Dana Tanamachi is a designer and lettering artist who specializes in chalk lettering. Like Jessica Hische, Dana also worked under design pro Louise Fili. She has a super impressive list of clients including Penguin Books, Ralph Lauren, and USPS. Besides that, she’s designed magazine covers, book covers, and was even named a Young Creative to Watch by HOW Magazine. Chalk lettering is becoming more and more popular every day — you’ve probably seen lots of restaurants affixed with chalk lettering displays outside — and Dana Tanamachi is one of the modern pioneers of the form.
7. Jon Contino
Jon Contino is a New York-based lettering artist who has been interested in mass marketing and street art since early childhood. He realized that in order to stand out from the crowd, he had to be able to wield a combination of modern artistic techniques and more traditional approaches. Jon’s lettered for a wide variety of clients including Texas Monthly, Jameson Whiskey, Whole Foods, Keebler, and Miller High Life. Jon’s a major force in the hand lettering world and is also a co-owner of the CXXVI Clothing Company.
8. Ross Moody
6 years ago Ross Moody founded 55 Hi’s — a popular greeting card company — and he hasn’t looked back since. Though he was initially part of an advertising agency, Ross soon realized that he wanted to do something more meaningful (plus there’s that huge perk of being your own boss). People use 55 Hi’s to buy quality hand lettered prints with witty phrases. The company also produces posters, greeting cards, glassware, calendars, and lots of other items — all featuring his hilarious wit and easily recognizable hand lettering style.

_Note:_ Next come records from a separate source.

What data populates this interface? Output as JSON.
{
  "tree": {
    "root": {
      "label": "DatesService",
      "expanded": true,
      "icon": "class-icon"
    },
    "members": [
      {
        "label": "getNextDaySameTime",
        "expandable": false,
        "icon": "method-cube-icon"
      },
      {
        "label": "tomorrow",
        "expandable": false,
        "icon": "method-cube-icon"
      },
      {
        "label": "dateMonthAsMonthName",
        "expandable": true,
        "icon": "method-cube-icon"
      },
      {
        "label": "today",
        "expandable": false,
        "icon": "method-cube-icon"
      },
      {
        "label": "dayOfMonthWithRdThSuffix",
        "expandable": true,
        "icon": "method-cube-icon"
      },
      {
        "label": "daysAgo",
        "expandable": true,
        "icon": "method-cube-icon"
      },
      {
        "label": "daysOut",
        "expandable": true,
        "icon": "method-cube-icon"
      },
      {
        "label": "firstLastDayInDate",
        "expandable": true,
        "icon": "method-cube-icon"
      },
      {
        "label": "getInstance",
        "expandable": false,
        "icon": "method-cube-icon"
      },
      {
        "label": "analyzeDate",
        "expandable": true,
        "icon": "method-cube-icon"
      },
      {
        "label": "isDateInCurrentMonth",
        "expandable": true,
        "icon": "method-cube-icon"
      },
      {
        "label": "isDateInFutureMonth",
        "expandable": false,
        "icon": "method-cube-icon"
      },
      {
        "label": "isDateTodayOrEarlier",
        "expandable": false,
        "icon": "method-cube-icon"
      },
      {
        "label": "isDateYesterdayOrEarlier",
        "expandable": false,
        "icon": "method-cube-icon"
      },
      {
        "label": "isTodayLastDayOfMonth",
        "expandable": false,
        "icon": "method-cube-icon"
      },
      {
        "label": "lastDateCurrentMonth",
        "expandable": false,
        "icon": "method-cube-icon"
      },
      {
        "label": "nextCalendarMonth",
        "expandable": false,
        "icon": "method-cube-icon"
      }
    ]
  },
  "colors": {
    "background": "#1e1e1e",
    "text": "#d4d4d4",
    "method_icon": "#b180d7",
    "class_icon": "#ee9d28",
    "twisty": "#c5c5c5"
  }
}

Even though Jake Bartlett is primarily a motion graphics artist, he also completed a huge range of hand lettering projects too. Jake’s an LA-based artist who happens to be a complete expert in Adobe After Effects — a program he’s been using for more than a decade now. He’s got a super successful freelance business with clients like YouTube, Yahoo!, NatGeo Wild, and Pepsi. He teaches three popular Skillshare classes where he shows other aspiring artists how to make their pieces pop with After Effects.
10. Erik Marinovich
Erik Marinovich is a lettering expert and the co-owner of titlecase.co, a popular typographic company. His other co-owner? None other than Jessica Hische! Erik is a popular designer and letterer who had clients like the Atlantic, the Gap, and Newsweek. He’s also a co-founder of Friends of Type and has even been featured in the Type Directors Club. He was involved in different types of hand lettering projects, and his work is a little bit different compared to the work of traditional hand letterers.
Eager to see your name added to a list just like this one? Check out some of Skillshare’s most popular hand lettering classes, and start creating projects of your own. We’ve got the most comprehensive (not to mention funnest) tutorials on the web — featuring teachers like Mary Kate McDevitt, Jessica Hische, and Erik Marinovich!